§ **Problem**:
Your answer should be every line below that includes the word "Speed".
···
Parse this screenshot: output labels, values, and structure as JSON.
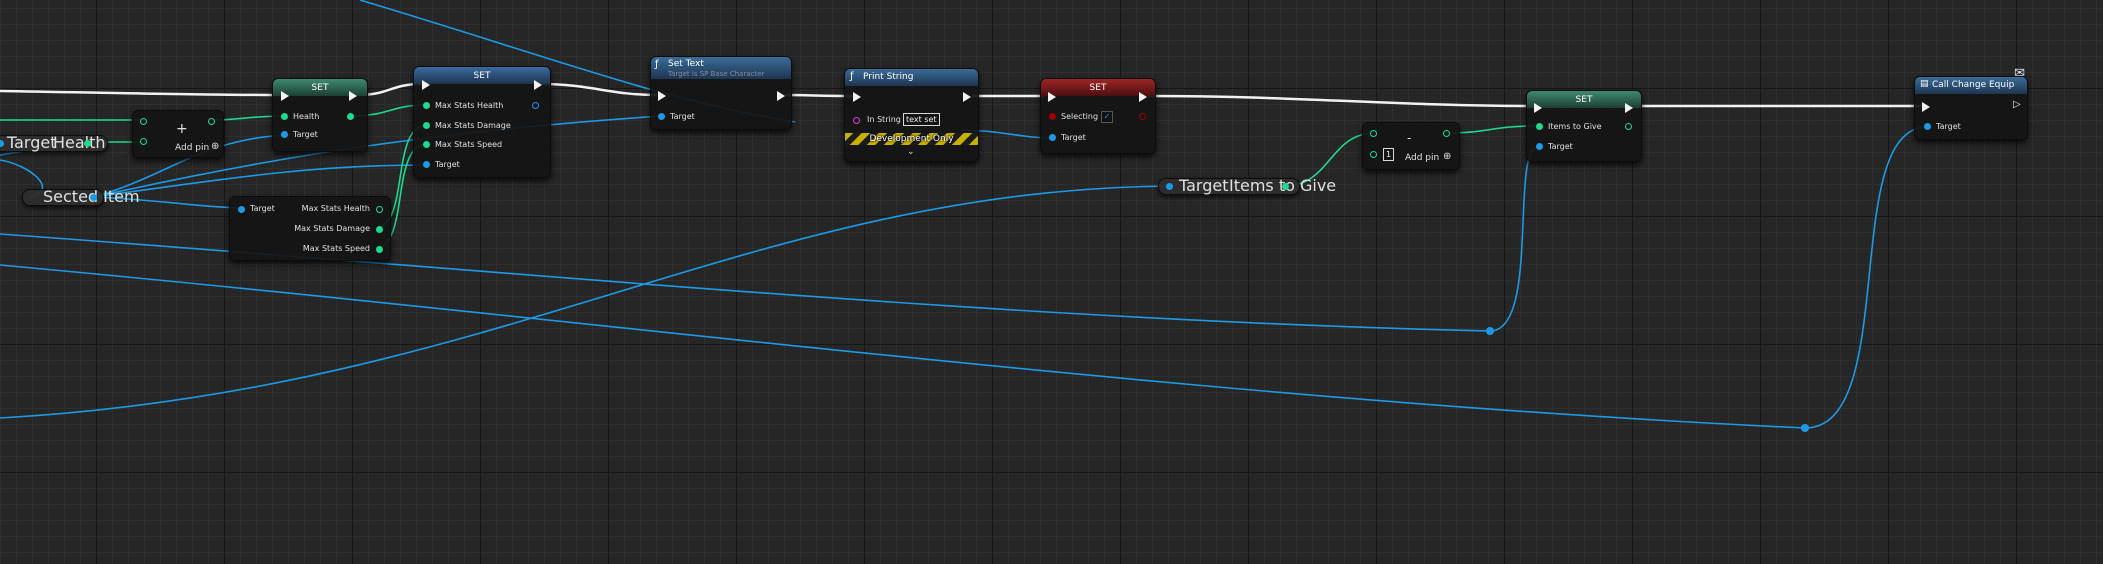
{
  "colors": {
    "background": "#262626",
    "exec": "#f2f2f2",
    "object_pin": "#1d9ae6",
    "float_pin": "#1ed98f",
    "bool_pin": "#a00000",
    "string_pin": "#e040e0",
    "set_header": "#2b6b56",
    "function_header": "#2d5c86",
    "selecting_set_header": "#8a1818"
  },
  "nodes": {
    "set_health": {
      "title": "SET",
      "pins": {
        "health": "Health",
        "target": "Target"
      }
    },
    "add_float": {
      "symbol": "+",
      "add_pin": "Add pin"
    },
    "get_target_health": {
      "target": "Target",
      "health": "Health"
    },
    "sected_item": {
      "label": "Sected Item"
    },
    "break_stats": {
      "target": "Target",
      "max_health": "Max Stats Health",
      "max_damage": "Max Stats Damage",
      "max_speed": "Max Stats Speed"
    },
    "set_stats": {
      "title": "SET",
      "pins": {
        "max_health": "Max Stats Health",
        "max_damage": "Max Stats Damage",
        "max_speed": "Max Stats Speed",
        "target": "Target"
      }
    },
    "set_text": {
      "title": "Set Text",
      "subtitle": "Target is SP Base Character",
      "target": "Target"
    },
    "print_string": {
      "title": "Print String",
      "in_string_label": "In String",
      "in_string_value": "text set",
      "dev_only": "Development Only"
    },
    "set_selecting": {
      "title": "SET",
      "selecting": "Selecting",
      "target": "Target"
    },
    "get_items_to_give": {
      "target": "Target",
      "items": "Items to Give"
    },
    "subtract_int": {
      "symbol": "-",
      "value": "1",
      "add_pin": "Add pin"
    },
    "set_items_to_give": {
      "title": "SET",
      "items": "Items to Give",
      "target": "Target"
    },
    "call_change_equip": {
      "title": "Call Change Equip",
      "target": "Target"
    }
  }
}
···
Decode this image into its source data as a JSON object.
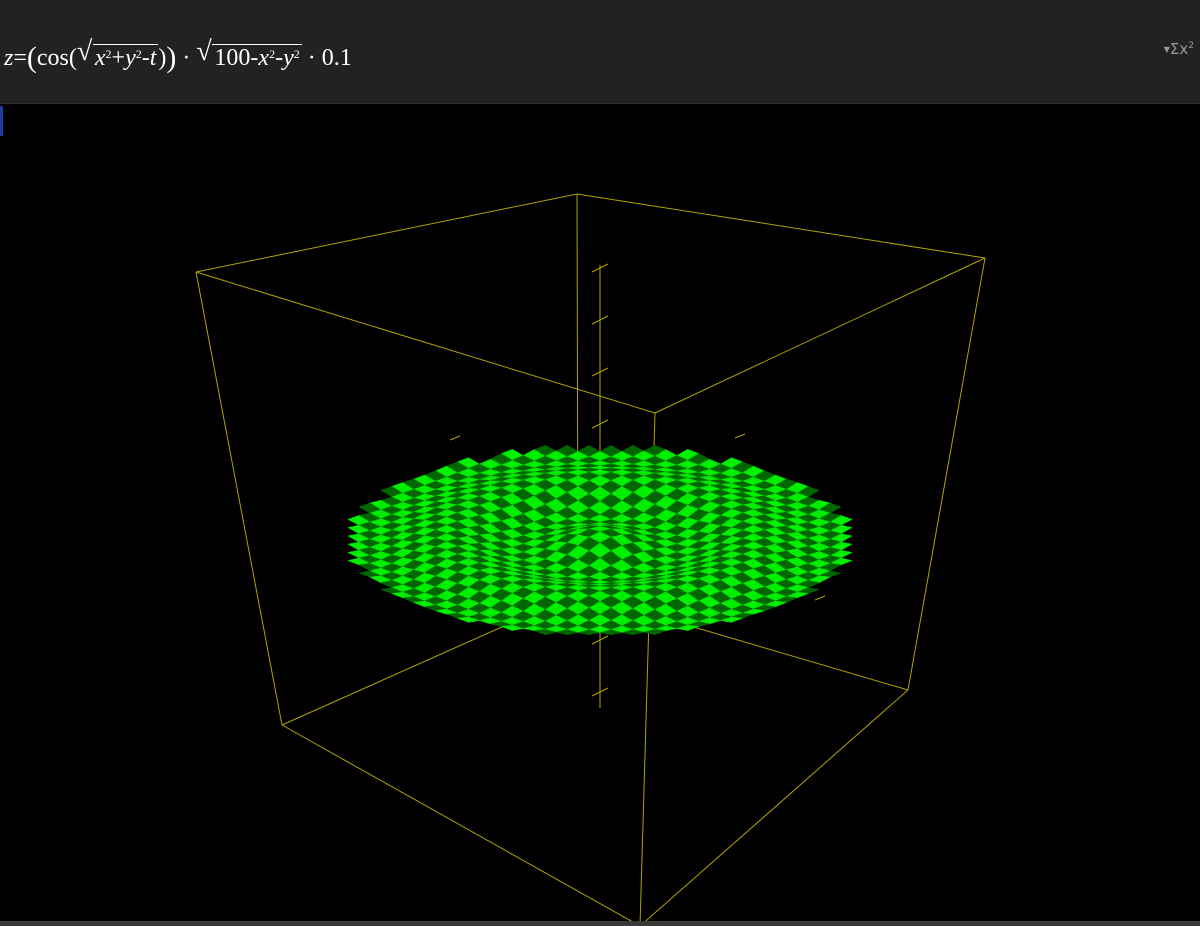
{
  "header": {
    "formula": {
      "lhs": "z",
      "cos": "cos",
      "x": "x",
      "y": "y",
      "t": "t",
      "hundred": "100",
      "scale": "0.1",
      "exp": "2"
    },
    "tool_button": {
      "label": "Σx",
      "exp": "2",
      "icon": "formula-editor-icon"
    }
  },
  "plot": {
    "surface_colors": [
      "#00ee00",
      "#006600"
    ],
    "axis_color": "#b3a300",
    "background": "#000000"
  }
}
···
§ **Exercise answer**:
      "max_speed": "Max Stats Speed"
        "max_speed": "Max Stats Speed",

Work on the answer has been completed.